For release: April 9, 2016
Contact information: Anne Phillips, Class Action, 781-648-0630, email@example.com or Denise Moorehead, 508.820.3445, firstname.lastname@example.org
Helping Potentially At-Risk Students Succeed in Higher Education
Fourth Annual First Generation College Student Summit
Williamstown, MA, April 9 – The Fourth Annual First Generation College Student Summit brought nearly 200 college students together to share their experiences and discuss the challenges associated with succeeding in higher education as the first person in their family to attend college. The forum also generated lively discussions among first generation college students and faculty, student advisors, administrators, and diversity and inclusion staff on their campuses.
The Class Action-sponsored event was hosted this year by Williams College, with cohosting institutions from across New England. The summit kicked off with the opening ceremony at 9:15 a.m. at Bronfman Auditorium, Williams College, Williamstown MA 01267, Summit Schedule. Twitter feed with real-time content: @classismexposed; https://twitter.com/ClassismExposed.
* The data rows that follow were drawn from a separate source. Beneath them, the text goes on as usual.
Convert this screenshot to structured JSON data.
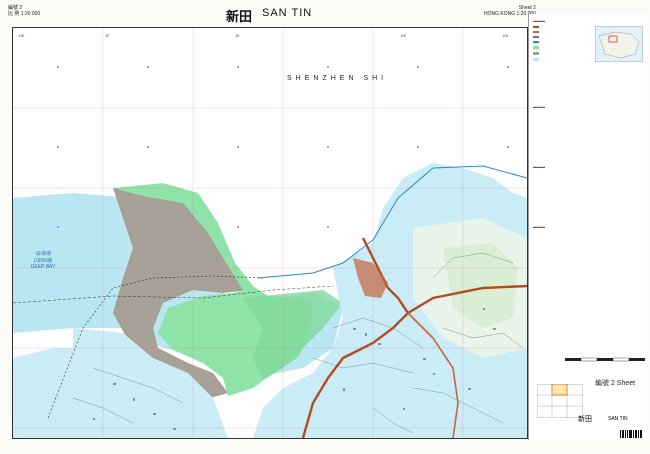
{
  "header": {
    "sheet_no_zh": "編號 2",
    "scale_zh": "比 例 1:20 000",
    "title_zh": "新田",
    "title_en": "SAN TIN",
    "sheet_en": "Sheet 2",
    "scale_en": "HONG KONG 1:20 000"
  },
  "map": {
    "region_label": "SHENZHEN SHI",
    "grid_labels": [
      "HE",
      "JF",
      "JK",
      "KE",
      "KK"
    ],
    "water_label_zh": "后海灣",
    "water_label_zh2": "(深圳灣)",
    "water_label_en": "DEEP BAY"
  },
  "footer": {
    "sheet_label": "編號 2 Sheet",
    "title_zh": "新田",
    "title_en": "SAN TIN"
  },
  "colors": {
    "sea": "#b9e6f3",
    "land_built": "#c9ecf7",
    "wetland": "#8fe3a8",
    "mudflat": "#a6a096",
    "road": "#c8643a",
    "highway": "#b34b1f"
  }
}
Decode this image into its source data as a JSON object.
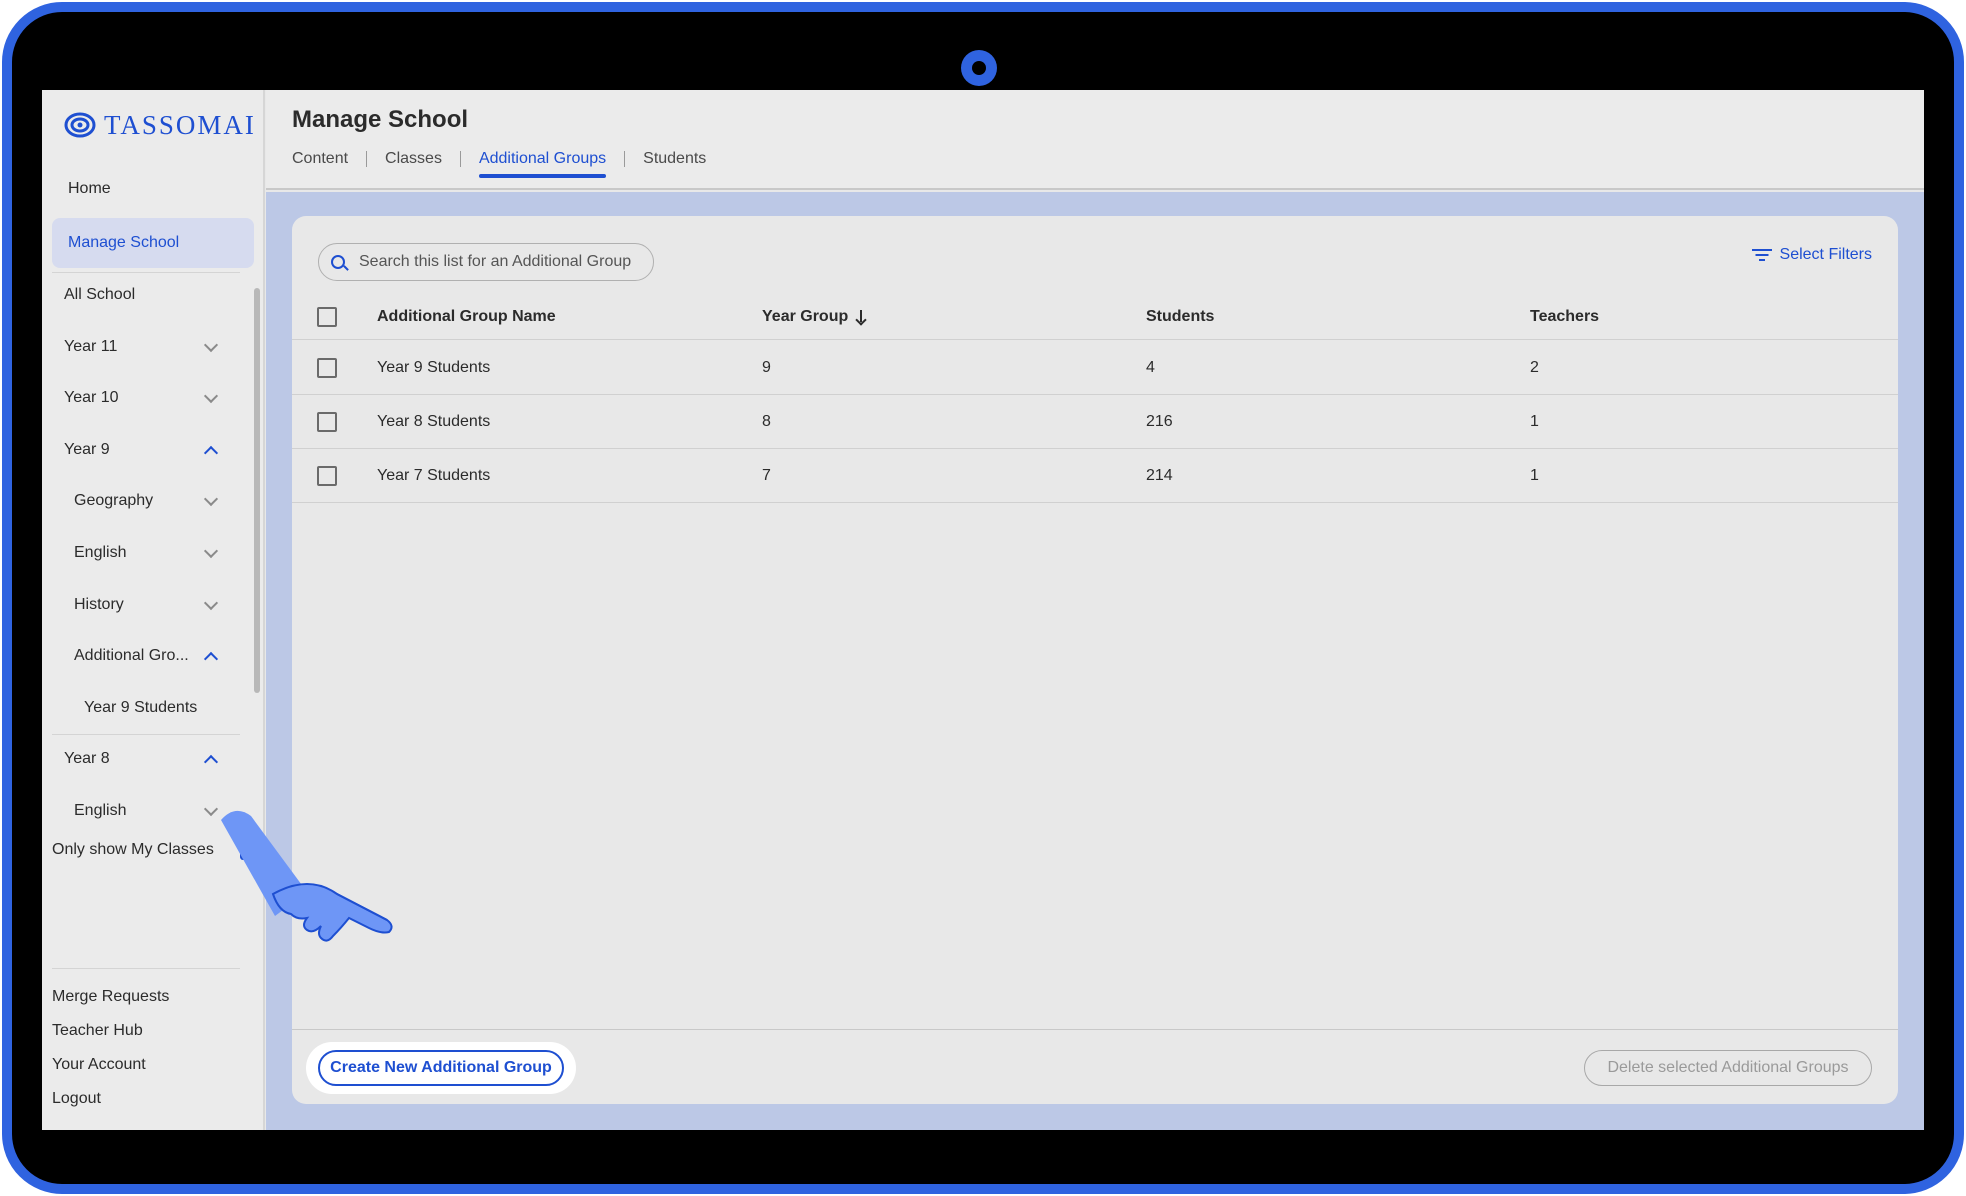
{
  "app": {
    "brand": "TASSOMAI"
  },
  "sidebar": {
    "home": "Home",
    "manage_school": "Manage School",
    "tree": [
      {
        "label": "All School",
        "indent": 0,
        "chevron": "none"
      },
      {
        "label": "Year 11",
        "indent": 0,
        "chevron": "down"
      },
      {
        "label": "Year 10",
        "indent": 0,
        "chevron": "down"
      },
      {
        "label": "Year 9",
        "indent": 0,
        "chevron": "up"
      },
      {
        "label": "Geography",
        "indent": 1,
        "chevron": "down"
      },
      {
        "label": "English",
        "indent": 1,
        "chevron": "down"
      },
      {
        "label": "History",
        "indent": 1,
        "chevron": "down"
      },
      {
        "label": "Additional Gro...",
        "indent": 1,
        "chevron": "up"
      },
      {
        "label": "Year 9 Students",
        "indent": 2,
        "chevron": "none"
      },
      {
        "label": "Year 8",
        "indent": 0,
        "chevron": "up"
      },
      {
        "label": "English",
        "indent": 1,
        "chevron": "down"
      }
    ],
    "only_show_label": "Only show My Classes",
    "only_show_checked": true,
    "bottom_links": [
      "Merge Requests",
      "Teacher Hub",
      "Your Account",
      "Logout"
    ]
  },
  "header": {
    "title": "Manage School",
    "tabs": [
      {
        "label": "Content",
        "active": false
      },
      {
        "label": "Classes",
        "active": false
      },
      {
        "label": "Additional Groups",
        "active": true
      },
      {
        "label": "Students",
        "active": false
      }
    ]
  },
  "toolbar": {
    "search_placeholder": "Search this list for an Additional Group",
    "filters_label": "Select Filters"
  },
  "table": {
    "columns": [
      "Additional Group Name",
      "Year Group",
      "Students",
      "Teachers"
    ],
    "sort_column": "Year Group",
    "rows": [
      {
        "name": "Year 9 Students",
        "year": "9",
        "students": "4",
        "teachers": "2"
      },
      {
        "name": "Year 8 Students",
        "year": "8",
        "students": "216",
        "teachers": "1"
      },
      {
        "name": "Year 7 Students",
        "year": "7",
        "students": "214",
        "teachers": "1"
      }
    ]
  },
  "footer": {
    "create_label": "Create New Additional Group",
    "delete_label": "Delete selected Additional Groups"
  },
  "colors": {
    "accent": "#1e4fd1",
    "frame": "#2f63e0",
    "content_bg": "#bcc8e6"
  }
}
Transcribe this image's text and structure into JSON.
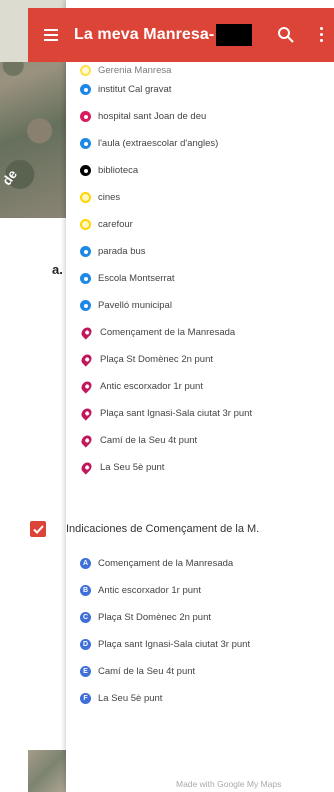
{
  "header": {
    "title": "La meva Manresa-"
  },
  "background": {
    "map_label": "de",
    "side_char": "a."
  },
  "layer_items": [
    {
      "label": "Gerenia Manresa",
      "icon": "info-icon",
      "color": "#ffd400",
      "shape": "ring",
      "partial": true
    },
    {
      "label": "institut Cal gravat",
      "icon": "school-icon",
      "color": "#1e88e5",
      "shape": "dot"
    },
    {
      "label": "hospital sant Joan de deu",
      "icon": "hospital-icon",
      "color": "#d81b60",
      "shape": "dot"
    },
    {
      "label": "l'aula (extraescolar d'angles)",
      "icon": "school-icon",
      "color": "#1e88e5",
      "shape": "dot"
    },
    {
      "label": "biblioteca",
      "icon": "library-icon",
      "color": "#000000",
      "shape": "dot"
    },
    {
      "label": "cines",
      "icon": "circle-icon",
      "color": "#ffd400",
      "shape": "ring"
    },
    {
      "label": "carefour",
      "icon": "circle-icon",
      "color": "#ffd400",
      "shape": "ring"
    },
    {
      "label": "parada bus",
      "icon": "bus-icon",
      "color": "#1e88e5",
      "shape": "dot"
    },
    {
      "label": "Escola Montserrat",
      "icon": "school-icon",
      "color": "#1e88e5",
      "shape": "dot"
    },
    {
      "label": "Pavelló municipal",
      "icon": "sports-icon",
      "color": "#1e88e5",
      "shape": "dot"
    },
    {
      "label": "Començament de la Manresada",
      "icon": "pin-icon",
      "color": "#c2185b",
      "shape": "pin"
    },
    {
      "label": "Plaça St Domènec 2n punt",
      "icon": "pin-icon",
      "color": "#c2185b",
      "shape": "pin"
    },
    {
      "label": "Antic escorxador 1r punt",
      "icon": "pin-icon",
      "color": "#c2185b",
      "shape": "pin"
    },
    {
      "label": "Plaça sant Ignasi-Sala ciutat 3r punt",
      "icon": "pin-icon",
      "color": "#c2185b",
      "shape": "pin"
    },
    {
      "label": "Camí de la Seu  4t punt",
      "icon": "pin-icon",
      "color": "#c2185b",
      "shape": "pin"
    },
    {
      "label": "La Seu 5è punt",
      "icon": "pin-icon",
      "color": "#c2185b",
      "shape": "pin"
    }
  ],
  "directions": {
    "title": "Indicaciones de Començament de la M.",
    "checked": true,
    "items": [
      {
        "letter": "A",
        "label": "Començament de la Manresada"
      },
      {
        "letter": "B",
        "label": "Antic escorxador 1r punt"
      },
      {
        "letter": "C",
        "label": "Plaça St Domènec 2n punt"
      },
      {
        "letter": "D",
        "label": "Plaça sant Ignasi-Sala ciutat 3r punt"
      },
      {
        "letter": "E",
        "label": "Camí de la Seu  4t punt"
      },
      {
        "letter": "F",
        "label": "La Seu 5è punt"
      }
    ]
  },
  "footer": {
    "text": "Made with Google My Maps"
  },
  "colors": {
    "header": "#dc4437",
    "direction_marker": "#3f6fd8"
  }
}
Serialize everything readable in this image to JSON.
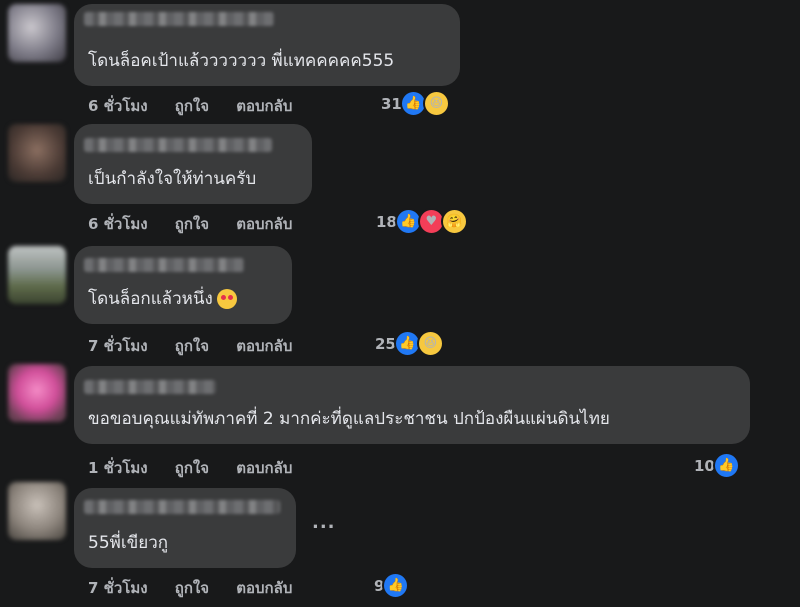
{
  "comments": [
    {
      "text": "โดนล็อคเป้าแล้ววววววว พี่แทคคคคค555",
      "time": "6 ชั่วโมง",
      "like_label": "ถูกใจ",
      "reply_label": "ตอบกลับ",
      "reaction_count": "31",
      "reactions": [
        "like-icon",
        "haha-icon"
      ]
    },
    {
      "text": "เป็นกำลังใจให้ท่านครับ",
      "time": "6 ชั่วโมง",
      "like_label": "ถูกใจ",
      "reply_label": "ตอบกลับ",
      "reaction_count": "18",
      "reactions": [
        "like-icon",
        "love-icon",
        "care-icon"
      ]
    },
    {
      "text": "โดนล็อกแล้วหนึ่ง",
      "emoji": "heart-eyes-emoji",
      "time": "7 ชั่วโมง",
      "like_label": "ถูกใจ",
      "reply_label": "ตอบกลับ",
      "reaction_count": "25",
      "reactions": [
        "like-icon",
        "haha-icon"
      ]
    },
    {
      "text": "ขอขอบคุณแม่ทัพภาคที่ 2 มากค่ะที่ดูแลประชาชน ปกป้องผืนแผ่นดินไทย",
      "time": "1 ชั่วโมง",
      "like_label": "ถูกใจ",
      "reply_label": "ตอบกลับ",
      "reaction_count": "10",
      "reactions": [
        "like-icon"
      ]
    },
    {
      "text": "55พี่เขียวกู",
      "time": "7 ชั่วโมง",
      "like_label": "ถูกใจ",
      "reply_label": "ตอบกลับ",
      "reaction_count": "9",
      "reactions": [
        "like-icon"
      ]
    }
  ],
  "more_options": "...",
  "colors": {
    "background": "#18191a",
    "bubble": "#3a3b3c",
    "text": "#e4e6eb",
    "secondary_text": "#b0b3b8",
    "like": "#2078f4"
  }
}
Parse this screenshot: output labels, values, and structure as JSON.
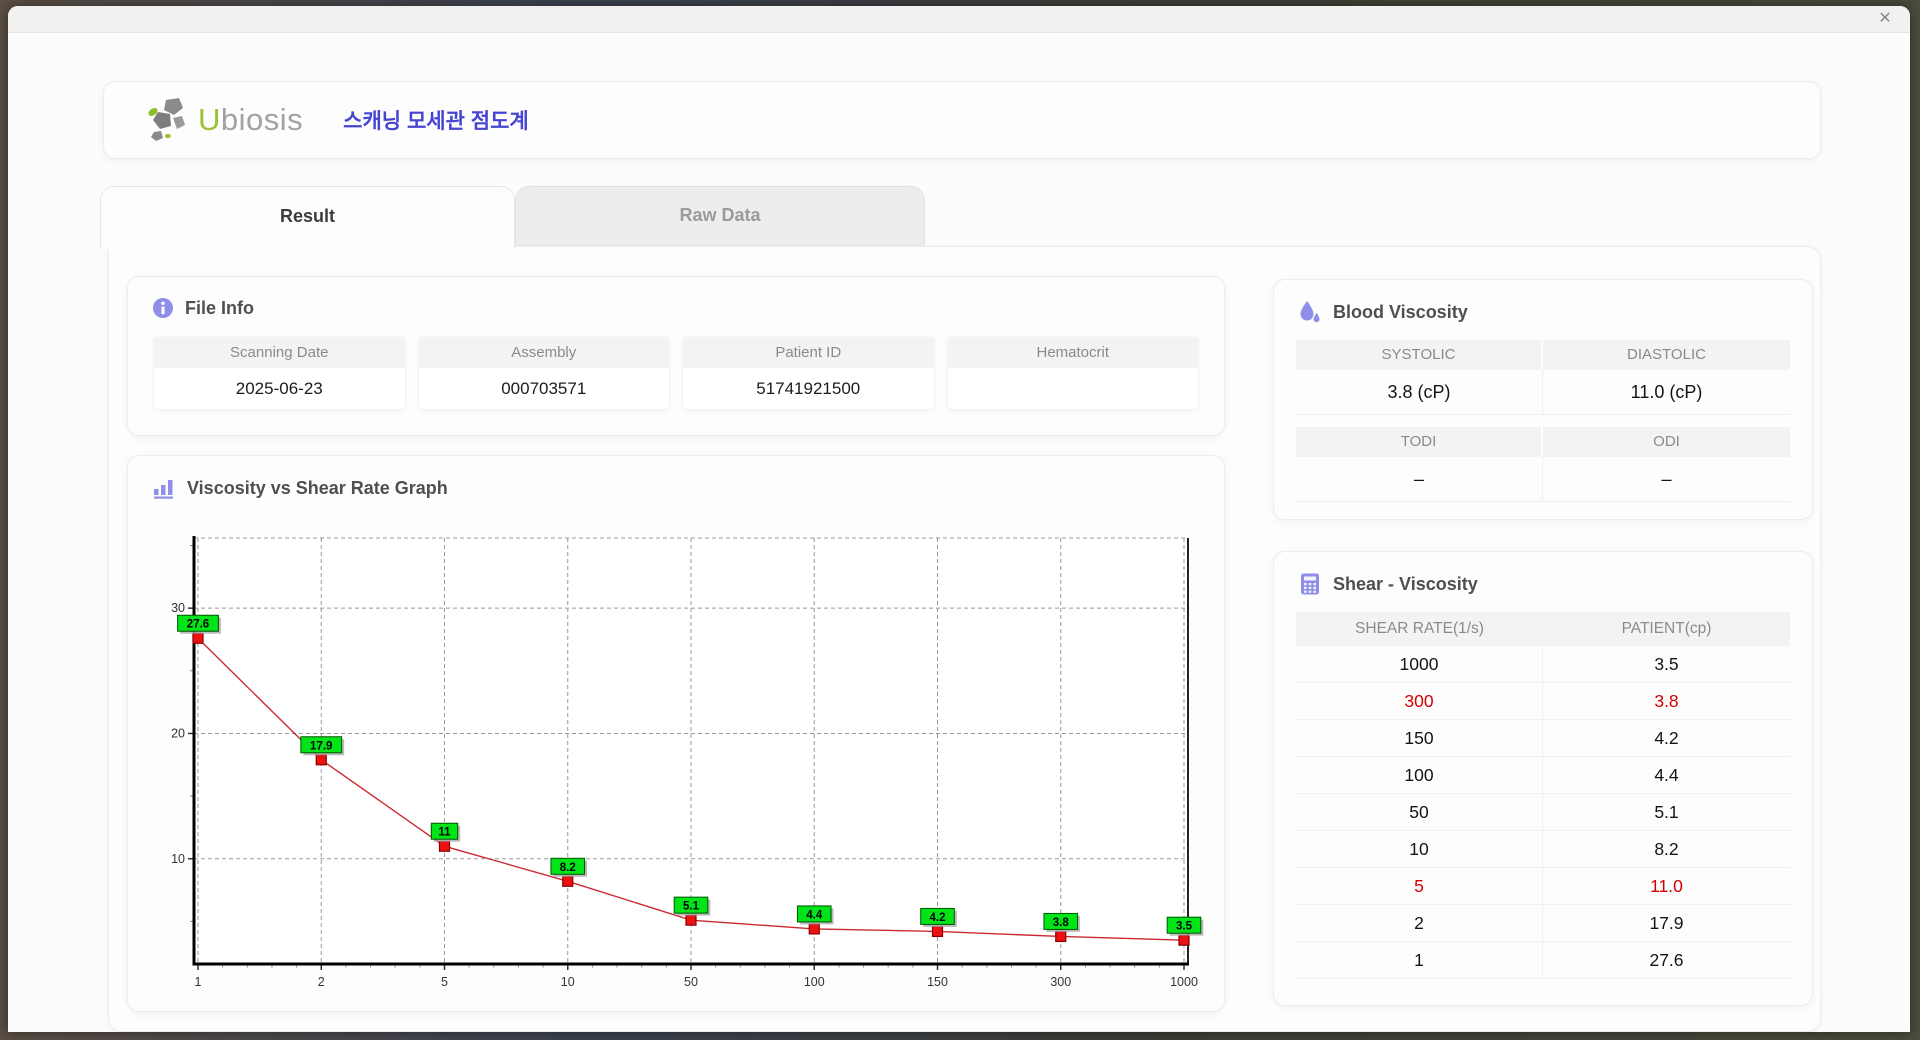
{
  "window": {
    "close_label": "✕"
  },
  "header": {
    "brand_prefix": "U",
    "brand_rest": "biosis",
    "app_title": "스캐닝 모세관 점도계"
  },
  "tabs": [
    {
      "label": "Result",
      "active": true
    },
    {
      "label": "Raw Data",
      "active": false
    }
  ],
  "file_info": {
    "title": "File Info",
    "fields": [
      {
        "label": "Scanning Date",
        "value": "2025-06-23"
      },
      {
        "label": "Assembly",
        "value": "000703571"
      },
      {
        "label": "Patient ID",
        "value": "51741921500"
      },
      {
        "label": "Hematocrit",
        "value": ""
      }
    ]
  },
  "blood_viscosity": {
    "title": "Blood Viscosity",
    "groups": [
      {
        "headers": [
          "SYSTOLIC",
          "DIASTOLIC"
        ],
        "values": [
          "3.8 (cP)",
          "11.0 (cP)"
        ]
      },
      {
        "headers": [
          "TODI",
          "ODI"
        ],
        "values": [
          "–",
          "–"
        ]
      }
    ]
  },
  "shear_viscosity": {
    "title": "Shear - Viscosity",
    "columns": [
      "SHEAR RATE(1/s)",
      "PATIENT(cp)"
    ],
    "rows": [
      {
        "rate": "1000",
        "patient": "3.5",
        "highlight": false
      },
      {
        "rate": "300",
        "patient": "3.8",
        "highlight": true
      },
      {
        "rate": "150",
        "patient": "4.2",
        "highlight": false
      },
      {
        "rate": "100",
        "patient": "4.4",
        "highlight": false
      },
      {
        "rate": "50",
        "patient": "5.1",
        "highlight": false
      },
      {
        "rate": "10",
        "patient": "8.2",
        "highlight": false
      },
      {
        "rate": "5",
        "patient": "11.0",
        "highlight": true
      },
      {
        "rate": "2",
        "patient": "17.9",
        "highlight": false
      },
      {
        "rate": "1",
        "patient": "27.6",
        "highlight": false
      }
    ]
  },
  "chart_data": {
    "type": "line",
    "title": "Viscosity vs Shear Rate Graph",
    "xlabel": "",
    "ylabel": "",
    "x_scale": "categorical",
    "categories": [
      1,
      2,
      5,
      10,
      50,
      100,
      150,
      300,
      1000
    ],
    "values": [
      27.6,
      17.9,
      11,
      8.2,
      5.1,
      4.4,
      4.2,
      3.8,
      3.5
    ],
    "point_labels": [
      "27.6",
      "17.9",
      "11",
      "8.2",
      "5.1",
      "4.4",
      "4.2",
      "3.8",
      "3.5"
    ],
    "y_ticks": [
      10,
      20,
      30
    ],
    "y_minor_ticks": [
      5,
      15,
      25,
      35
    ],
    "ylim": [
      1.6,
      35.6
    ],
    "grid": "dashed",
    "legend": "none",
    "line_color": "#cc2a33",
    "marker_color": "#ee1111",
    "marker_edge": "#8b0000",
    "label_bg": "#00e418",
    "label_border": "#005500",
    "axis_color": "#000000",
    "grid_color": "#999999"
  },
  "colors": {
    "brand_green": "#9bc234",
    "brand_gray": "#a2a2a2",
    "app_title_blue": "#4545d2",
    "icon_purple": "#8f8fea",
    "highlight_red": "#d40000"
  }
}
The keynote speaker was Mary Hinton, PhD, president of the College of Saint Benedict, St. Joseph, Minn., who is herself a first generation college student. Dr. Hinton has spoken movingly about her small town North Carolina high school guidance counselor trying to dissuade her from being the first person in her family to attend college. She explained, “I was told that I shouldn’t be thinking about going to college and that as a black woman my only option would be the military.”
Building on the Class Action First Gen Student program, the annual summit supports the growth of a strong first-generation community across and among colleges and universities. It aims to increase the awareness and quality of services for first-generation students.
The summit also acknowledges the special challenges that first generation college students face. While 42% of students whose parents attended college graduated within four years, only 27% of first-generation students graduated within four years. And the numbers are 64% to 50% after six years. First generation students are often from less class privileged backgrounds and have financial hardships They may arrive with limited knowledge of what to expect, how to adjust, or who to contact with questions.
“The First Gen Student Summit is a space for students to meet, talk with, and connect with other first generation students for support, guidance and action to help ease the college experience for first gen students,” explained Class Action Executive Director Anne Phillips. “However, this summit is not about “fixing” first gen students or approaching them from the deficit model. It is designed to look at specific supports students need and explore how students can participate in transforming their campuses to better serve those needs.”
Students played a large role in the design and content of the summit, as members of the 2015-16 Planning Committee. All workshops – from The Struggle to Be First: Immigrant Edition to What We Didn’t Know We Needed to Know to Racism and Classism in the Classroom – were student led or co-led. The forum gave faculty and staff attending the opportunity to listen to and learn from the voices of first generation college students.
“The summit fit into Williams College’s existing framework of raising awareness and visibility of First Gen students, their experiences and what colleges should be doing to support their success,” commented Rosanna Reyes, Ed.D., associate dean of the college, who oversees First Generation Initiatives.
“Supporting First Gen students is an institutional priority, and hosting the summit was an extension of that commitment. Also, our students had the opportunity to interact with First Gen students from other colleges/universities to make meaningful connections and collaborate in the future.”
Cohosting the summit were Amherst College, Bridgewater State University, Hampshire College, Mount Holyoke, University Without Walls at UMass Amherst, Wellesley College. Check out some pictures of the summit here.
Students attended from 30 institutions of higher education:
Amherst College, Boston University, Bridgewater State University, Colgate University, Connecticut College, Hampshire College, Lamar University, Macalester College, Massachusetts Institute of Technology, Merrimack College, Middlesex Community College, Mount Holyoke College, Rensselaer Polytechnic Institute, Rutgers University Camden, Salem State University, School for International Training, Smith College, St. Michael’s College, SUNY Cortland, UMass Amherst – University Without Walls, University of Chicago, University of Connecticut, University of Florida, University of Maine Farmington, University of New Hampshire, Vassar College, Temple University, Tufts University, Williams College, Wellesley College.
About Class Action
As national nonprofit, Class Action provides a dynamic framework and analysis, as well as a safe space, for people of all backgrounds to identify and address issues of class and classism. It increases awareness of the widening chasm of social class inequality and the damage it does.
About Williams College
Established in 1793, Williams College is private, residential, and liberal arts, with graduate programs in the history of art and in development economics. The undergraduate enrollment is approximately 2,000 students with a student-faculty ratio of 7:1. Williams admits U.S. students without regard to their ability to pay. The college meets 100 percent of every admitted student’s demonstrated financial need for four years.